### [TASK OBJECTIVE]
Tally every line in the entries below that holds "structured", then give only the total.

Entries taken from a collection
⁂

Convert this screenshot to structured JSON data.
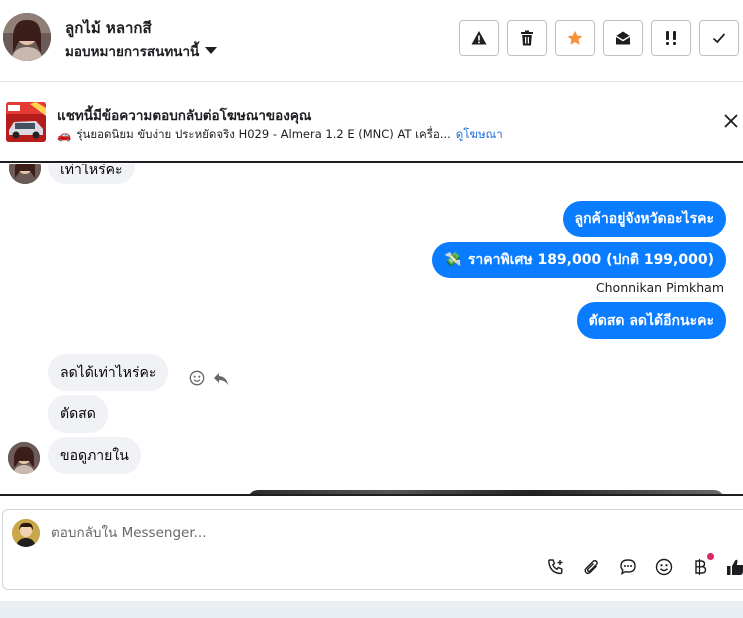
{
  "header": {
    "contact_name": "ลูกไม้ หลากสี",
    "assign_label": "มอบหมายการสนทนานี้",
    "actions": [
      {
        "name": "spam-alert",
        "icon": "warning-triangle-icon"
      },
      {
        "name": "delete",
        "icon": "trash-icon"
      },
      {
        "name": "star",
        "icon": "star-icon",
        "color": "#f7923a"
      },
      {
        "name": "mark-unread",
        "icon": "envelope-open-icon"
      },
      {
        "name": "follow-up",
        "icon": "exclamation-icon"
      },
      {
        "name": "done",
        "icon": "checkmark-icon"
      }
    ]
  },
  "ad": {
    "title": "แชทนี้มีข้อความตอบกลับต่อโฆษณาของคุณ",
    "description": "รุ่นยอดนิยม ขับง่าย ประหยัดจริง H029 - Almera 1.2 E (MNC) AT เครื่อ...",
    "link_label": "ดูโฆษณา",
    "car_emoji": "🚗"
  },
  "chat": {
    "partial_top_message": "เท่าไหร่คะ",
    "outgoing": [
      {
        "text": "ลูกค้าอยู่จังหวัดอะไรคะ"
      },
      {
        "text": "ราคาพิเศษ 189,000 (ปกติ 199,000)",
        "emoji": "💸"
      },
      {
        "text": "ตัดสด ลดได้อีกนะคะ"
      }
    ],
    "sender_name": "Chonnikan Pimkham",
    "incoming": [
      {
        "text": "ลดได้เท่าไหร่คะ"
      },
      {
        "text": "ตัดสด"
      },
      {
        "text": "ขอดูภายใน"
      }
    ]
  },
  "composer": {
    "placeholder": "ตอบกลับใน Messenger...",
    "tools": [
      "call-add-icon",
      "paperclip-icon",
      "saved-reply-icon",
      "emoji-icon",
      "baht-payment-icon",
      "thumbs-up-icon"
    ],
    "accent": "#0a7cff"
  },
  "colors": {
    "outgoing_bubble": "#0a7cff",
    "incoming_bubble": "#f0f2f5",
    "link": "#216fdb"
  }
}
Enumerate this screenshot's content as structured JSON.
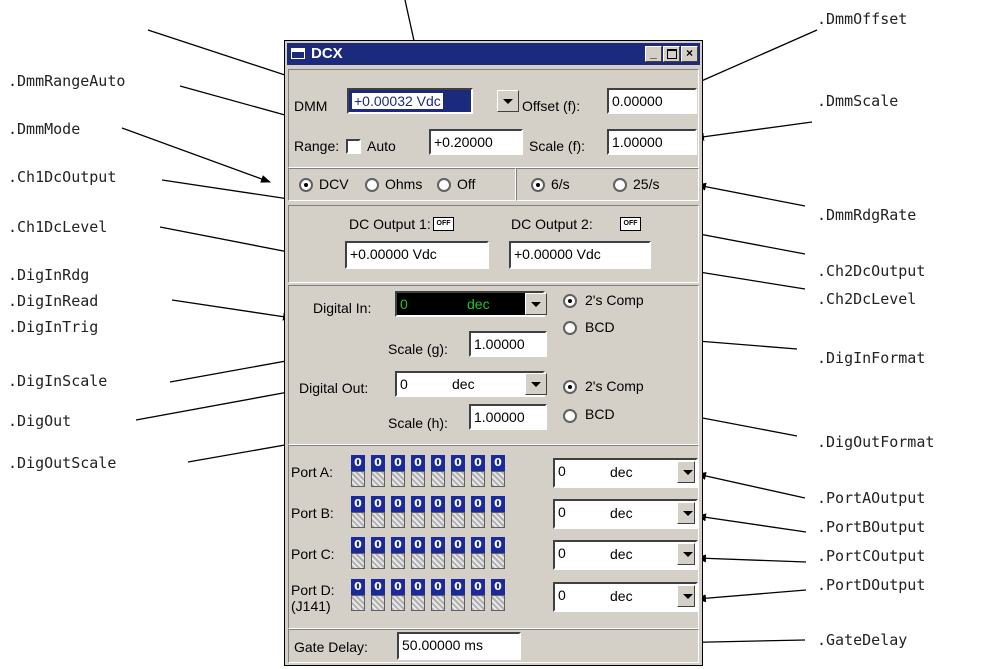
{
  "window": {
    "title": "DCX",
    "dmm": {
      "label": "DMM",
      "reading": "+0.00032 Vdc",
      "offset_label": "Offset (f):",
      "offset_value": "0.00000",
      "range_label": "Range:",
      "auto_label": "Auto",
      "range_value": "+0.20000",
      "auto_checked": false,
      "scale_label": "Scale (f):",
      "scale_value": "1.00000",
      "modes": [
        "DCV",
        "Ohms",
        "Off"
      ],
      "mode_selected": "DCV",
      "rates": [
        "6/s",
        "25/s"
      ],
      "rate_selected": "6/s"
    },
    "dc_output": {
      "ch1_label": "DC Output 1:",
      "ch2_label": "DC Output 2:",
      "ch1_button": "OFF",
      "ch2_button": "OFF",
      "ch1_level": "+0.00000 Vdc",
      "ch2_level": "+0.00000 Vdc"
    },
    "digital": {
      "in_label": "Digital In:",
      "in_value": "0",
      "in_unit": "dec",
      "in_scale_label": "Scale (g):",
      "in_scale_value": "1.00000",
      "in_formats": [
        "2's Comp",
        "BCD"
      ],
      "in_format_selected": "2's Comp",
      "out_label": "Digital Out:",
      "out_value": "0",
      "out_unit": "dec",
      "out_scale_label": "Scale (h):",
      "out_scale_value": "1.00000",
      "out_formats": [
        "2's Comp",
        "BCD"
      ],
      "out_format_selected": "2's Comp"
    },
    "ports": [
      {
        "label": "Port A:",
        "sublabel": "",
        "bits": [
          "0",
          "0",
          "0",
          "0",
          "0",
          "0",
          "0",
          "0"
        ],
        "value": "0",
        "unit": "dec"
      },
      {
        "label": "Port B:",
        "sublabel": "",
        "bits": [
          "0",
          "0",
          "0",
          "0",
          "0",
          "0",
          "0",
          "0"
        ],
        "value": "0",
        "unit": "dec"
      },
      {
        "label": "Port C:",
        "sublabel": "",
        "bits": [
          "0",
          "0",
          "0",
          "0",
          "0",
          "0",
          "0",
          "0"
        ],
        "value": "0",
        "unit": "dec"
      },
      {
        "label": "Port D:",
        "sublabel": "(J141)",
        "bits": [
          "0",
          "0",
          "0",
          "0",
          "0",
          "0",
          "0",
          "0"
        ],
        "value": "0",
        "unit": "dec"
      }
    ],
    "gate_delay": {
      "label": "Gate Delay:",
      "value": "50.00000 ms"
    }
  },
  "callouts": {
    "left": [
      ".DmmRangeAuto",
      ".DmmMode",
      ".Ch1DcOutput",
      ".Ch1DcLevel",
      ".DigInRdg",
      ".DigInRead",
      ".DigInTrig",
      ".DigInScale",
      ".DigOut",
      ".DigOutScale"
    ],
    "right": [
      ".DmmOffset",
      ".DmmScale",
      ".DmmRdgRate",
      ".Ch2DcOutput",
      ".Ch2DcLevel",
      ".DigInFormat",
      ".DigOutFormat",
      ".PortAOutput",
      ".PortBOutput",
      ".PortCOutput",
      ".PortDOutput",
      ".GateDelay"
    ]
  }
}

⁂

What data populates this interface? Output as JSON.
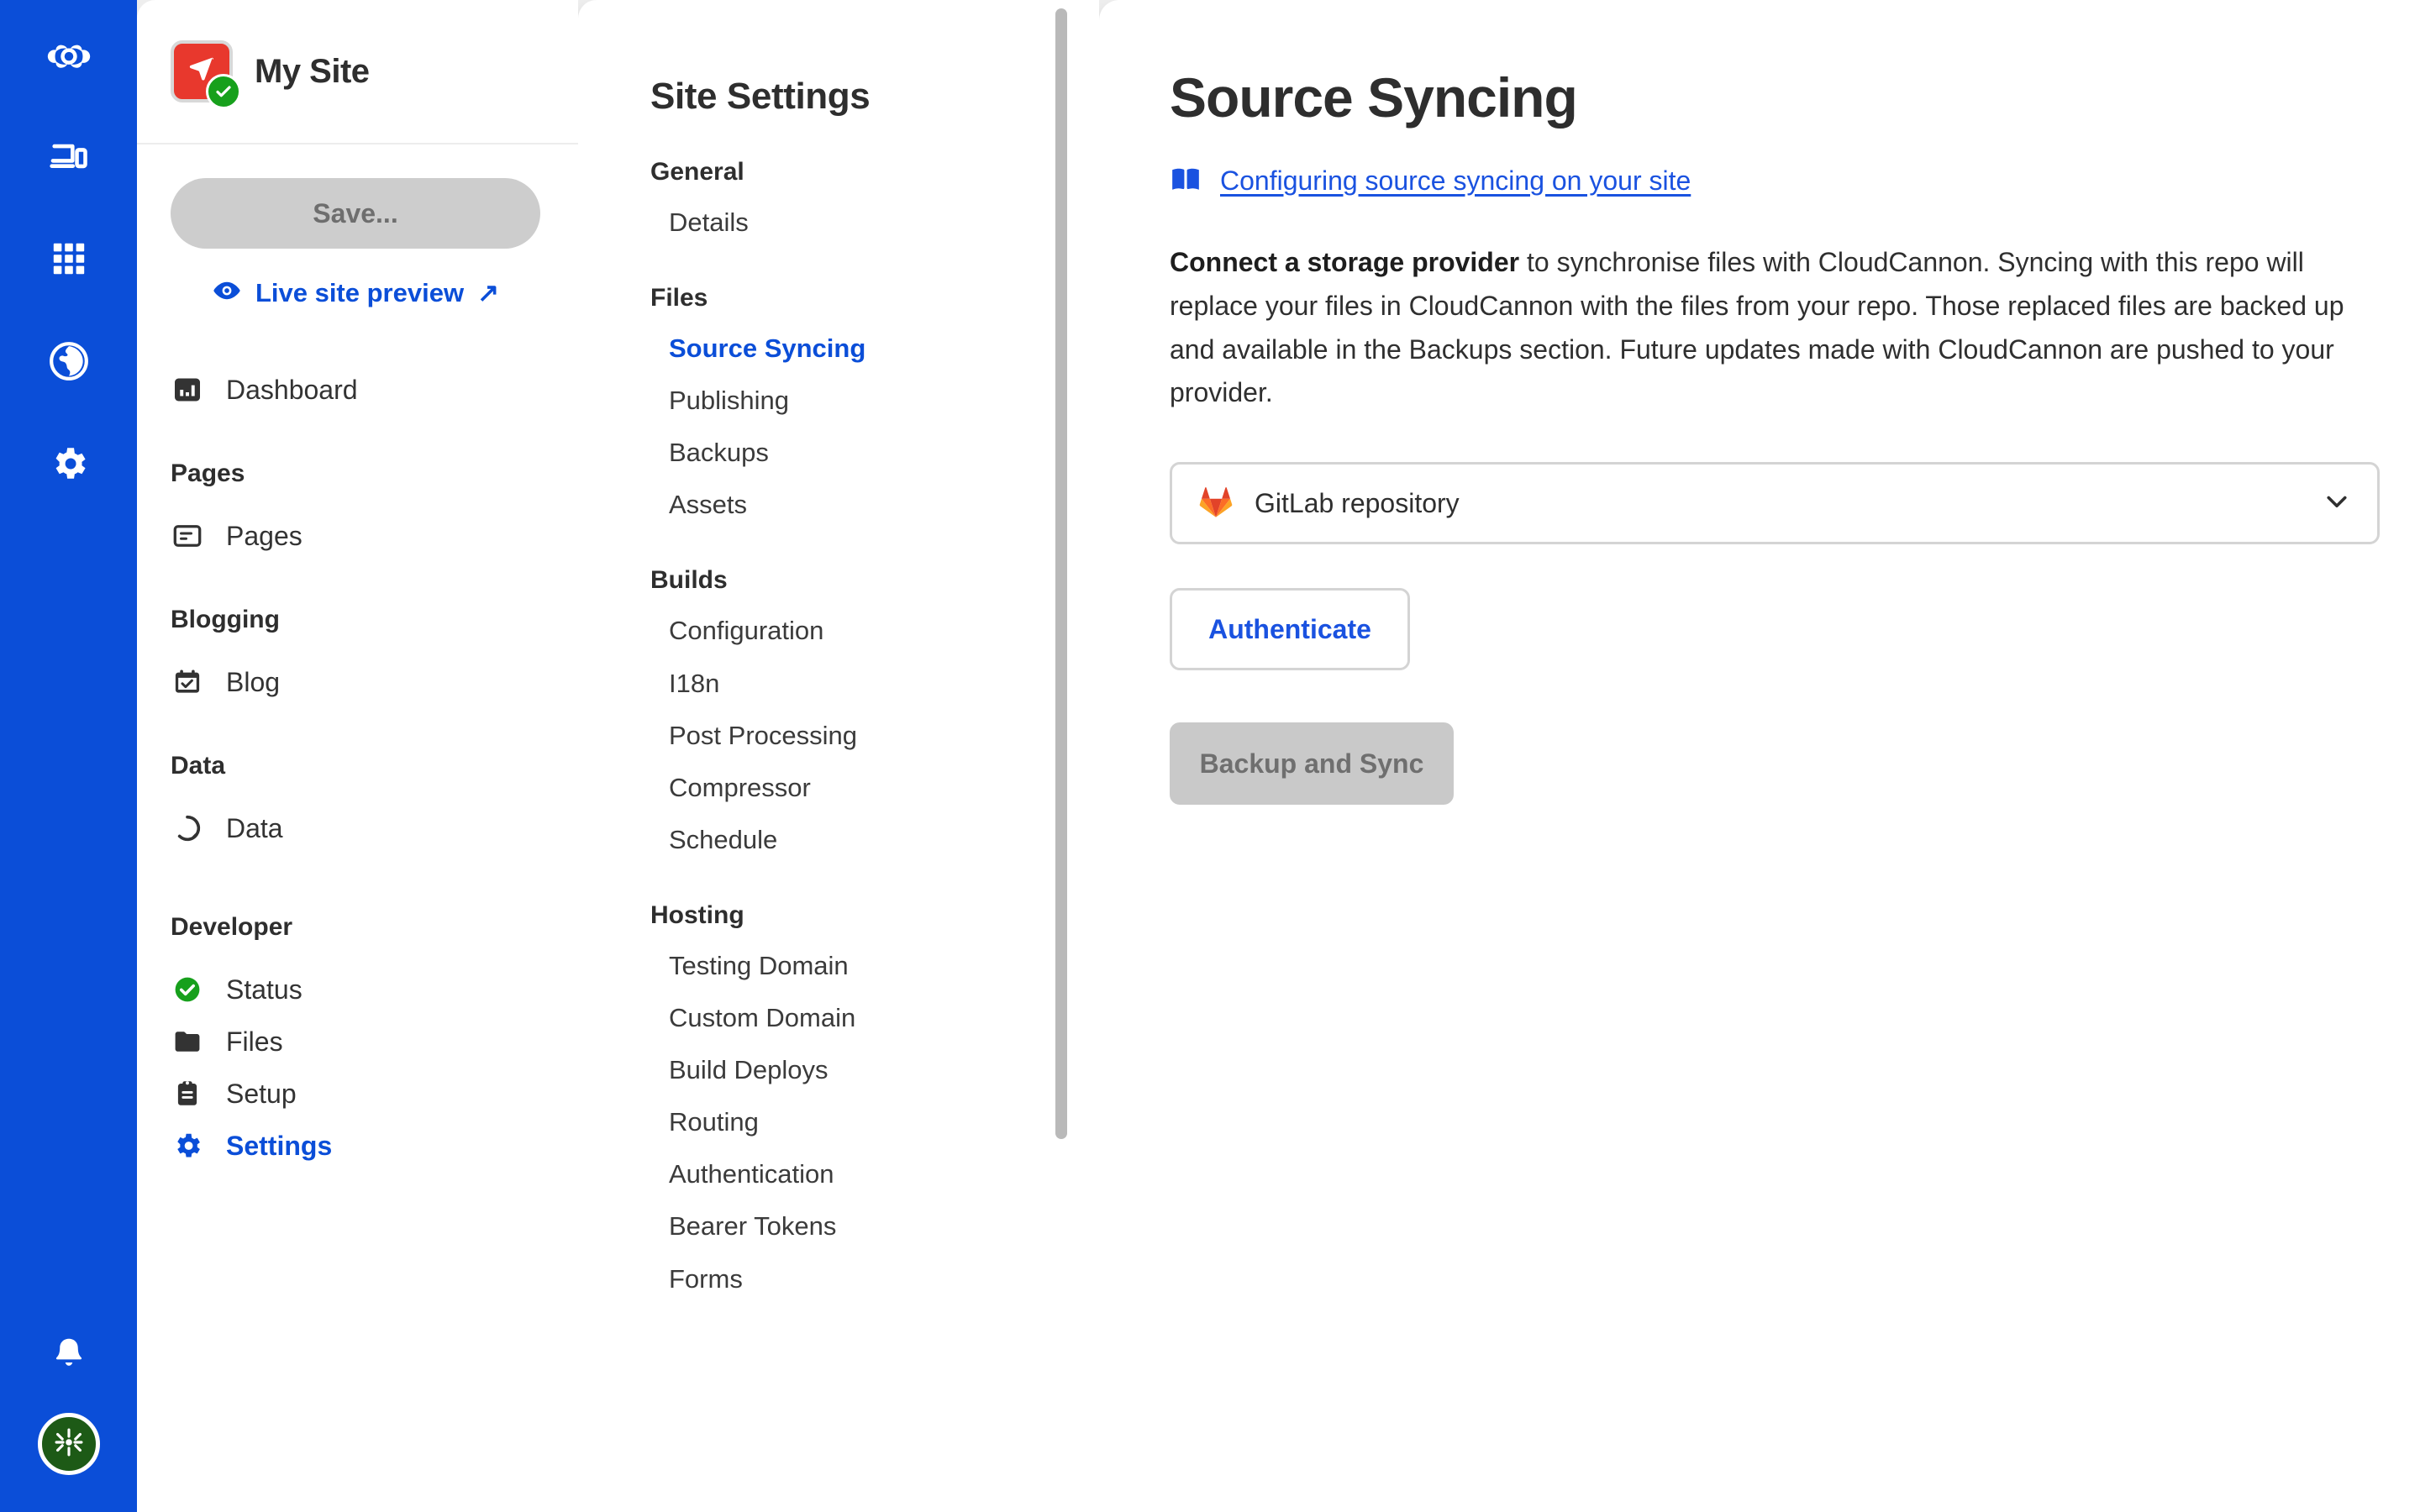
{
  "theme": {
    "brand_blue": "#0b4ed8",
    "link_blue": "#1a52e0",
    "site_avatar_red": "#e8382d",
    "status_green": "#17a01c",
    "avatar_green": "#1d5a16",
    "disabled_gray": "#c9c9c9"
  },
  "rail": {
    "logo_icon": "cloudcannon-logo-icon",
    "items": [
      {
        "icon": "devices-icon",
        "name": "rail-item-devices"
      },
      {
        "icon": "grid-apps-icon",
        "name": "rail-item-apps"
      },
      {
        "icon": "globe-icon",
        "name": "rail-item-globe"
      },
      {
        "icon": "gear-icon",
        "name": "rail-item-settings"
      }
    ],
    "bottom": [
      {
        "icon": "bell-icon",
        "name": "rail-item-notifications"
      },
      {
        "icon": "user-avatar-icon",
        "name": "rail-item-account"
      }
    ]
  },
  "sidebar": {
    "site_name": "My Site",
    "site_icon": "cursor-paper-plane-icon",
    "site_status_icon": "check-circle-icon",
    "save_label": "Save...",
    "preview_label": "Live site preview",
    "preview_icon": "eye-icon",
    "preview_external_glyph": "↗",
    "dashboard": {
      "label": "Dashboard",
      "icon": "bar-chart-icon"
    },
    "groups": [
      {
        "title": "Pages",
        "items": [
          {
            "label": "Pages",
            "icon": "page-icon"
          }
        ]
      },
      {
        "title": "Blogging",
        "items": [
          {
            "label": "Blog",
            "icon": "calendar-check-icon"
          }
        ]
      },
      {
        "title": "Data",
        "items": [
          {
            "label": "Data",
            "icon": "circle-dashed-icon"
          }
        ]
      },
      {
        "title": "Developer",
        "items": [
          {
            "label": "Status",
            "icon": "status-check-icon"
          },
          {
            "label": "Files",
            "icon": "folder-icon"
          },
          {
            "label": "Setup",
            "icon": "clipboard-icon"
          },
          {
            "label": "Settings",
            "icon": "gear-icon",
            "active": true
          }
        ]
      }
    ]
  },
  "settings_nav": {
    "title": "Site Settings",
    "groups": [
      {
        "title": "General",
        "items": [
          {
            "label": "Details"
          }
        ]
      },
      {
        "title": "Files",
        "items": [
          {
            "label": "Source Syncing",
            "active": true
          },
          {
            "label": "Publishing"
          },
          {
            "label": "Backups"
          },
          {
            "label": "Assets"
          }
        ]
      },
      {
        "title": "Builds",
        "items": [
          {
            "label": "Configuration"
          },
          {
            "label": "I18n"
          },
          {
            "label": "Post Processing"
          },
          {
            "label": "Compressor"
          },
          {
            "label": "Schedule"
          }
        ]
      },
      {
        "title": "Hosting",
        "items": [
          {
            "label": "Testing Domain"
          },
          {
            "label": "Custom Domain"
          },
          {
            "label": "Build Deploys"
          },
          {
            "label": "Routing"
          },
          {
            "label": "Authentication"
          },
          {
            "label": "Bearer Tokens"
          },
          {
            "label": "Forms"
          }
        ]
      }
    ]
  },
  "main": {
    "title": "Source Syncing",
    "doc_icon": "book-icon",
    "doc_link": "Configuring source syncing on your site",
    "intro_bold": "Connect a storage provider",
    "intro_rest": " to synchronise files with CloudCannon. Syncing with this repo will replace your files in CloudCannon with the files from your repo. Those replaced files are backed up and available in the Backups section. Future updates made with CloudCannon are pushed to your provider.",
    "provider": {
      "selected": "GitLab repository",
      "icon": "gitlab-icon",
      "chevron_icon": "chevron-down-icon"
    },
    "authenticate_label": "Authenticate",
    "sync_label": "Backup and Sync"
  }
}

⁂

### [TASK OUTPUT]
2